A View from Europe: ABA Chelsea Book Fair

One of the nicest fairs in the cycle of our year, is the Chelsea book fair. This is managed by Graham York, on behalf of the ABA, and is held in Chelsea Old Town Hall. This is a beautiful venue, with tapestries and paintings from English history adorning the walls, and oozing with that easy charm that this part of London does so well. We were all slightly less “easy” this year, as the town hall has just been fully refurbished. It looks beautiful, but we were slightly nervous about damaging the paintwork!

    

Picture1.png

   

We arrived on the 1st November, and soon had our stand set up and prepared. This year, we focussed on showing more art and posters, which made for a rather complex arrangement of frames to display them. Nevertheless, Marcia and I managed it, and were able to look round and see what everyone else had provided. 

   

Chelsea is run by the ABA, so naturally, we expect a high standard of material from all of the exhibitors. This time, I thought I would focus a little on the “non-book” items that crop up at an ABA fair! It goes without saying, that alongside these items were many many, many wonderful books, maps, prints and other paper collectables. 

   

Picture2.png

   

First stop was to Graham York. With his wife Jan, he runs a lovely bookshop in Honiton in Devon. Part of their offering this year was a lovely microscope (in its case), a selection of miniature books and a very nice Italian atlas. 

   

Picture3.png

   

Next door to them, was the irrepressible Christopher Saunders, the ABA’s Cricket specialist.
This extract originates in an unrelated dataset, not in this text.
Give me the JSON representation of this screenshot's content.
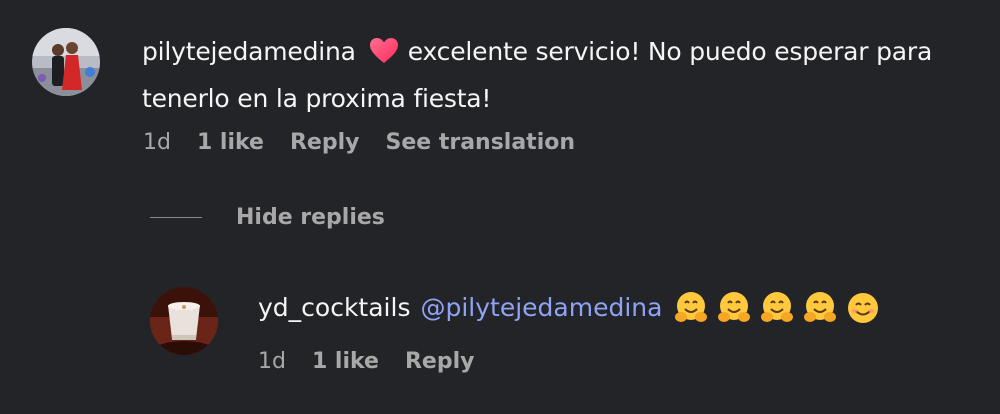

Naturally, he offered many cricket books this year, but he also displayed this bat, signed by 27 of the players involved with a 1926 tour of the Australian Cricket team to England. A snip at only £450 for a whole wedge of cricketing history. 

    

Picture4.png

   

I think the strangest item for sale at the fair, was a whole tray of (hopefully unused) glass eyes. Presumably intended for the doctor to choose the perfect match to a patient’s other eye, this rather macabre, but nevertheless fascinating collection was certainly eye-catching (sorry). 

     

As ever, it was great to catch up with friends, colleagues and relatives whilst in London. A great end to the year’s season in the UK, although we still have the Mechelen fair to go in Belgium; hope to see some of you there. 

     

--Marc Harrison and his wife Marcia run Harrison-Hiett Rare Books in The Netherlands. Images courtesy of the author. 

Auction Guide